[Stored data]
---------------

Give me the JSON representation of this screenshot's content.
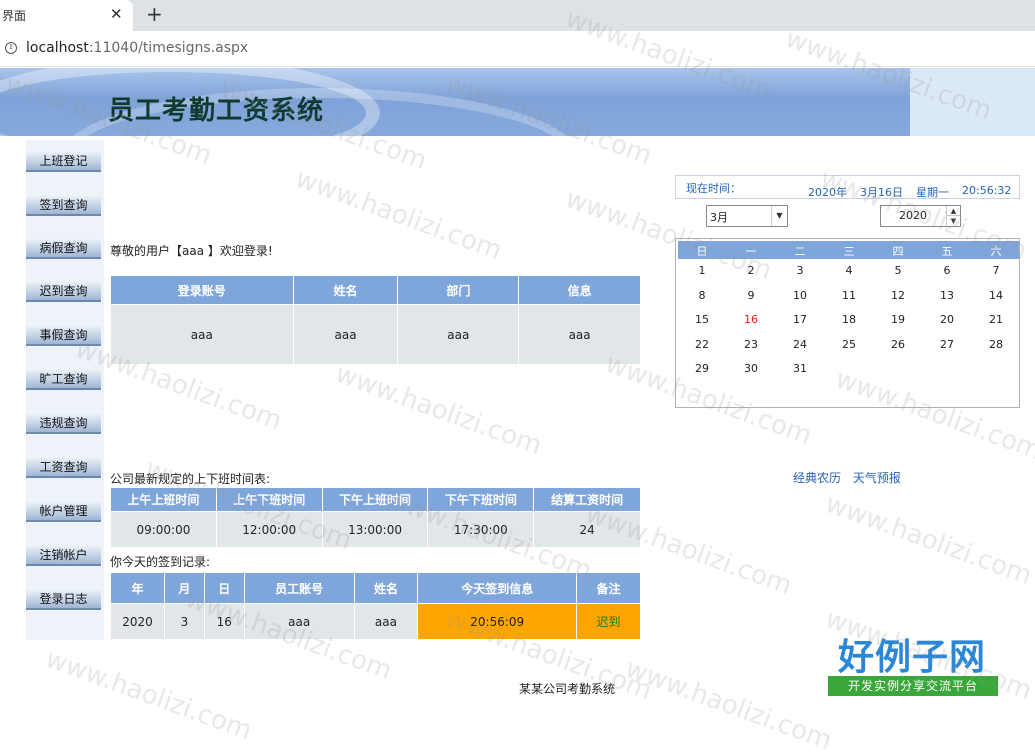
{
  "browser": {
    "tab_title": "界面",
    "tab_close": "✕",
    "new_tab": "+",
    "url_host": "localhost",
    "url_rest": ":11040/timesigns.aspx"
  },
  "banner": {
    "title": "员工考勤工资系统"
  },
  "sidebar": {
    "items": [
      {
        "label": "上班登记"
      },
      {
        "label": "签到查询"
      },
      {
        "label": "病假查询"
      },
      {
        "label": "迟到查询"
      },
      {
        "label": "事假查询"
      },
      {
        "label": "旷工查询"
      },
      {
        "label": "违规查询"
      },
      {
        "label": "工资查询"
      },
      {
        "label": "帐户管理"
      },
      {
        "label": "注销帐户"
      },
      {
        "label": "登录日志"
      }
    ]
  },
  "welcome": {
    "text": "尊敬的用户【aaa 】欢迎登录!"
  },
  "user_table": {
    "headers": [
      "登录账号",
      "姓名",
      "部门",
      "信息"
    ],
    "row": [
      "aaa",
      "aaa",
      "aaa",
      "aaa"
    ]
  },
  "schedule": {
    "caption": "公司最新规定的上下班时间表:",
    "headers": [
      "上午上班时间",
      "上午下班时间",
      "下午上班时间",
      "下午下班时间",
      "结算工资时间"
    ],
    "row": [
      "09:00:00",
      "12:00:00",
      "13:00:00",
      "17:30:00",
      "24"
    ]
  },
  "signin": {
    "caption": "你今天的签到记录:",
    "headers": [
      "年",
      "月",
      "日",
      "员工账号",
      "姓名",
      "今天签到信息",
      "备注"
    ],
    "row": [
      "2020",
      "3",
      "16",
      "aaa",
      "aaa",
      "20:56:09",
      "迟到"
    ]
  },
  "clock": {
    "label": "现在时间：",
    "year": "2020年",
    "date": "3月16日",
    "weekday": "星期一",
    "time": "20:56:32"
  },
  "calendar": {
    "month_select": "3月",
    "year": "2020",
    "weekdays": [
      "日",
      "一",
      "二",
      "三",
      "四",
      "五",
      "六"
    ],
    "today": "16",
    "weeks": [
      [
        "1",
        "2",
        "3",
        "4",
        "5",
        "6",
        "7"
      ],
      [
        "8",
        "9",
        "10",
        "11",
        "12",
        "13",
        "14"
      ],
      [
        "15",
        "16",
        "17",
        "18",
        "19",
        "20",
        "21"
      ],
      [
        "22",
        "23",
        "24",
        "25",
        "26",
        "27",
        "28"
      ],
      [
        "29",
        "30",
        "31",
        "",
        "",
        "",
        ""
      ]
    ]
  },
  "links": {
    "lunar": "经典农历",
    "weather": "天气预报"
  },
  "footer": {
    "text": "某某公司考勤系统"
  },
  "logo": {
    "main": "好例子网",
    "sub": "开发实例分享交流平台"
  },
  "watermark": {
    "text": "www.haolizi.com"
  },
  "colors": {
    "accent": "#7fa6db",
    "late": "#ffa500",
    "today": "#e0241b",
    "link": "#2563b8"
  }
}
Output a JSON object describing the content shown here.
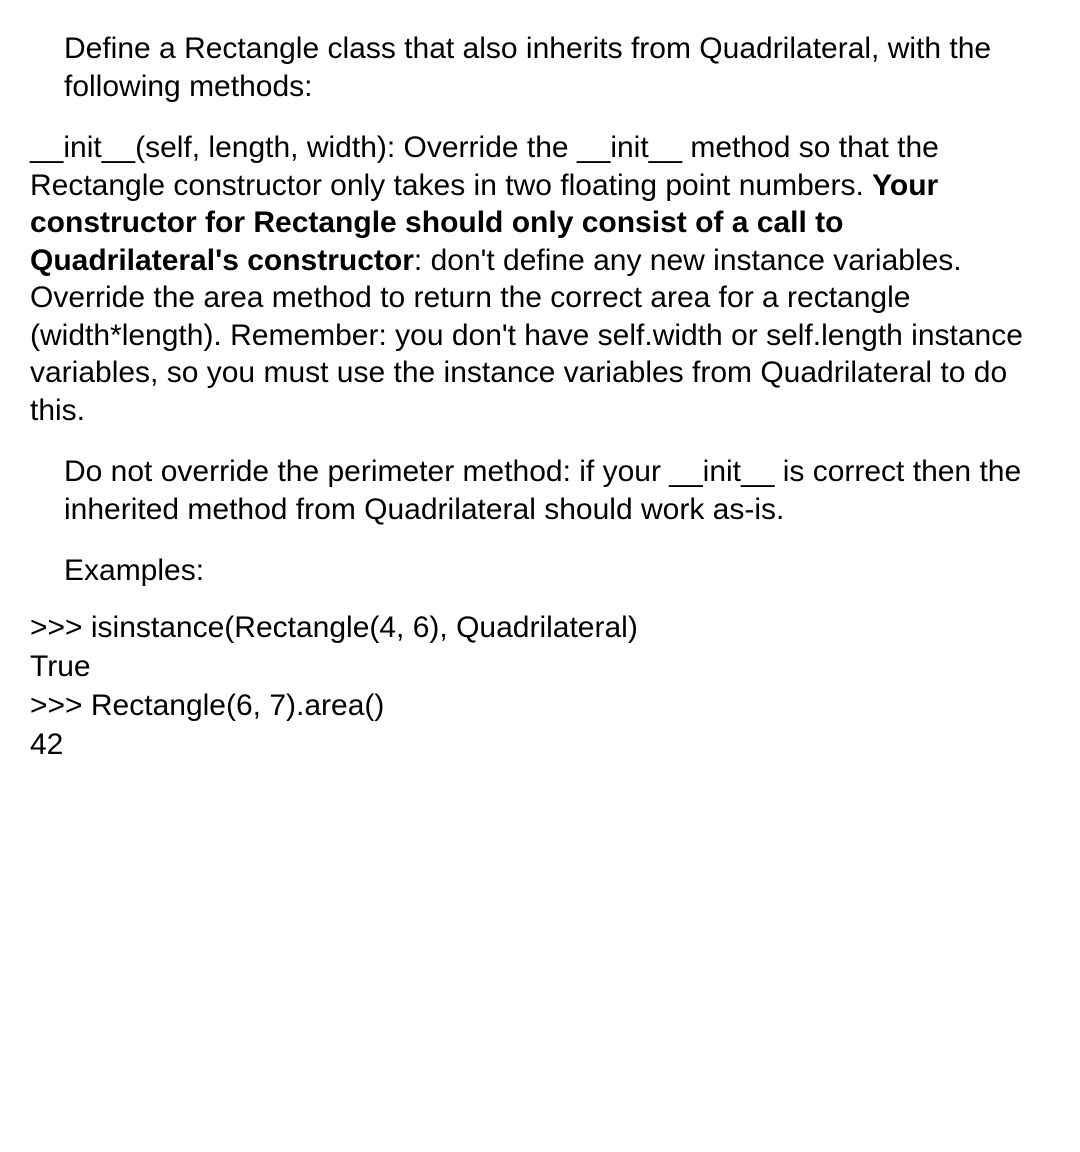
{
  "p1": "Define a Rectangle class that also inherits from Quadrilateral, with the following methods:",
  "p2a": "__init__(self, length, width): Override the __init__ method so that the Rectangle constructor only takes in two floating point numbers. ",
  "p2b": "Your constructor for Rectangle should only consist of a call to Quadrilateral's constructor",
  "p2c": ": don't define any new instance variables.",
  "p2d": "Override the area method to return the correct area for a rectangle (width*length). Remember: you don't have self.width or self.length instance variables, so you must use the instance variables from Quadrilateral to do this.",
  "p3": "Do not override the perimeter method: if your __init__ is correct then the inherited method from Quadrilateral should work as-is.",
  "examples_label": "Examples:",
  "code_line1": ">>> isinstance(Rectangle(4, 6), Quadrilateral)",
  "code_line2": "True",
  "code_line3": ">>> Rectangle(6, 7).area()",
  "code_line4": "42"
}
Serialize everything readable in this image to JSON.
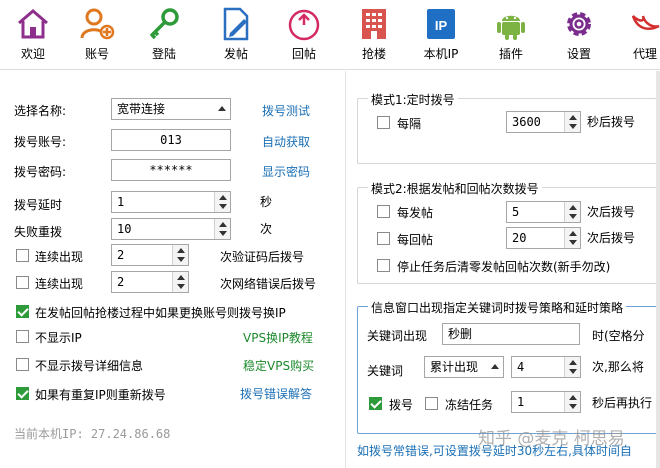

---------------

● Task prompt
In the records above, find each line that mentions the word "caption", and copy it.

● Completed exercise
    "caption": "公司最新规定的上下班时间表:",
    "caption": "你今天的签到记录:",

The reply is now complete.